A total of 19 participants completed enrollment in the study. The majority (80.0%) of the sample was female, and the mean age was 53.8 (12.1). More than half the sample reported being unemployed (57.9%). With respect to race/ethnicity and education level attained, all but one participant reported White/Caucasian race, with 68.4% of the respondents reporting a college education or higher.
A number of broad themes characterizing patients’ experiences with care were identified through thematic analysis. Patients frequently emphasized the need to make frequent trade-offs in treatment decisions, for example in weighing treatments’ potential efficacy against impacts on quality of life and day-to-day functioning. Patients also highlighted the urgency created by the metastatic nature of their diseases, with a high degree of importance placed on rapid access to information on their treatment response and ability to switch therapies quickly when not responding.
In addition to these broad themes, participants identified specific determinants of value in their experience of treatment, including:
- Care personalized to individual needs and goals that was also coordinated and comprehensive.
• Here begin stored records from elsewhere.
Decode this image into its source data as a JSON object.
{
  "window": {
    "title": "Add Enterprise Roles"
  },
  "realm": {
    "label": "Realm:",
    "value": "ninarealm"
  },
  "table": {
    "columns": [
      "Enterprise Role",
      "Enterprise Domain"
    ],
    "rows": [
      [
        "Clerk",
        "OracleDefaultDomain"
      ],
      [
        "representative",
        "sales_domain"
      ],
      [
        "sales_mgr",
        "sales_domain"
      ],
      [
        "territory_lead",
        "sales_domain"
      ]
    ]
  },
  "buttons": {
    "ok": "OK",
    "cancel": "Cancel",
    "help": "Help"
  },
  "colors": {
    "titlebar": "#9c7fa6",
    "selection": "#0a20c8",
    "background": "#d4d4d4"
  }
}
Patients sought out treatment facilities that could offer a wide range of services from genetic testing to insurance assistance to mental health support.
- Treatments and care that were affordable throughout their treatment journey. For many participants, value in care equated to affordability and treatments that were covered by their insurance with low out-of-pocket costs. Access to clinical trials and financial assistance programs were also considered key components of financial value, as they were stopgaps when treatments were not covered.
- Treatments that offered convenient administration and tolerable side effect profiles. These elements of value were associated with a preserved quality of life (QOL), which has become feasible with targeted treatments. For many participants, the “feeling” of cancer only manifested itself through treatment side effects. Among participants who experienced significant side effects, they were forced to make tradeoffs between continuing treatment or switching to something that may be more tolerable but potentially less efficacious.